Ten Commandments for Managing an OSHA visit
1. I need to know my legal rights and be ready.
2. I’ll appoint and train one person or a team to handle government investigations.
3. Before I permit access, I’ll check inspector’s credentials.
4. Before inspection begins, I’ll be clear why the inspector is visiting. If not clear, I’ll dig deeper until I’m satisfied why the inspector is visiting.
5. I’ll be totally professional, no hostile behavior.
6. I’ll never, ever permit an inspector to go through my facility unaccompanied. I’ll have at least two company employees to accompany the inspector, one to take notes and the other to listen.
7. I’ll video the inspection. If I can’t video, I’ll audiotape and take the same measurements and photographs inspector takes. I’ll keep thorough and complete notes.
8. Like an IRS audit, I’ll not volunteer anything. I’ll only answer what is asked and give only requested documents.
9. I won’t give inspector documents the law says I don’t have to unless I’m convinced the reasons are valid.
10. At the closing conference, I’ll obtain information, but offer no additional information.
For more information, head on over to www.OSHA.gov
What kind does your company have?

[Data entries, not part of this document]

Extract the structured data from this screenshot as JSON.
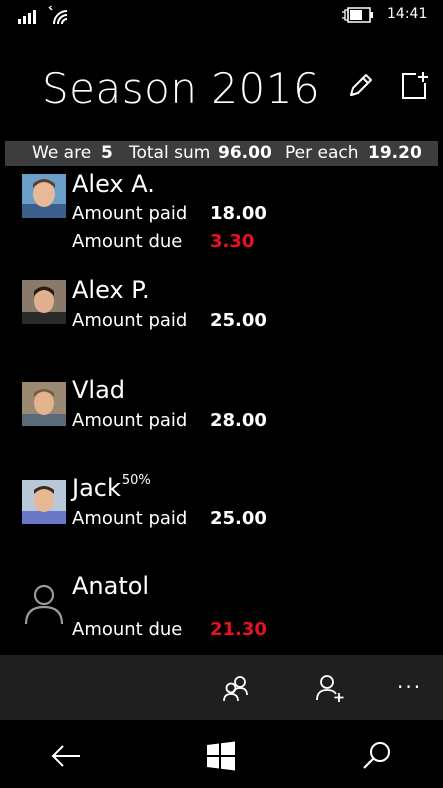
{
  "status": {
    "time": "14:41"
  },
  "header": {
    "title": "Season 2016"
  },
  "summary": {
    "we_are_label": "We are",
    "we_are_value": "5",
    "total_label": "Total sum",
    "total_value": "96.00",
    "each_label": "Per each",
    "each_value": "19.20"
  },
  "people": [
    {
      "name": "Alex A.",
      "badge": "",
      "paid_label": "Amount paid",
      "paid": "18.00",
      "due_label": "Amount due",
      "due": "3.30"
    },
    {
      "name": "Alex P.",
      "badge": "",
      "paid_label": "Amount paid",
      "paid": "25.00"
    },
    {
      "name": "Vlad",
      "badge": "",
      "paid_label": "Amount paid",
      "paid": "28.00"
    },
    {
      "name": "Jack",
      "badge": "50%",
      "paid_label": "Amount paid",
      "paid": "25.00"
    },
    {
      "name": "Anatol",
      "badge": "",
      "due_label": "Amount due",
      "due": "21.30"
    }
  ],
  "appbar": {
    "more": "..."
  },
  "colors": {
    "due": "#e81123",
    "summary_bg": "#3d3d3d",
    "appbar_bg": "#1f1f1f"
  }
}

Is it formalized with buy-in from the owner all the way down to the newest employee? Or is it in place because it is the only way you can bid all the jobs you want, and OSHA says you have to? Most contractors fall in the middle. Safety is important, but not to the point where we let it delay a project from being completed on time. Or, we pay a lot of attention to safety immediately following an accident, then we slowly get lazy about it until someone gets hurt again…
Listen folks, the insurance market has been soft(less expensive and more readily available) for contractors for the last few years. According to industry experts, the next hard market is right around the corner and having an effective safety program, is a good way to show insurance underwriters that you care about limiting the amount of claims they have to pay and care more about whether all your employees get home every night instead of getting the job done as fast as you can. Having a safety handbook is helpful, having safety meetings is helpful, wearing hardhats and other PPE is helpful. Putting them all together is VERY helpful and believe it or not, will have a bearing on your insurance pricing.
Is this what your safety program looks like? If so, now is the time to get it a real helmet.
There was an historical merger of the two software giants today. Despite being well respected in their own industries, they knew that to survive and stay relevant, as well as profitable that they would have to join forces to be able to stand a fighting chance against their rival, Google. It remains to be seen how this merger will effect the world of search engines, but it goes to show what is possible when two competitors align themselves against their biggest competitor.
In today’s contractor landscape, who is “your Google”? Who is the contractor that is taking 87% of your jobs? Who could you join forces with to try to topple them? Sure, you’d have to reorganize your company, probably lay some folks off, but in the long run would you rather keep playing it safe and be out of business before the economy rights itself, or would you like to be the company that emerges in the new contractor landscape as the hybrid of two competitors who put their differences aside and their strengths together to beat a common enemy?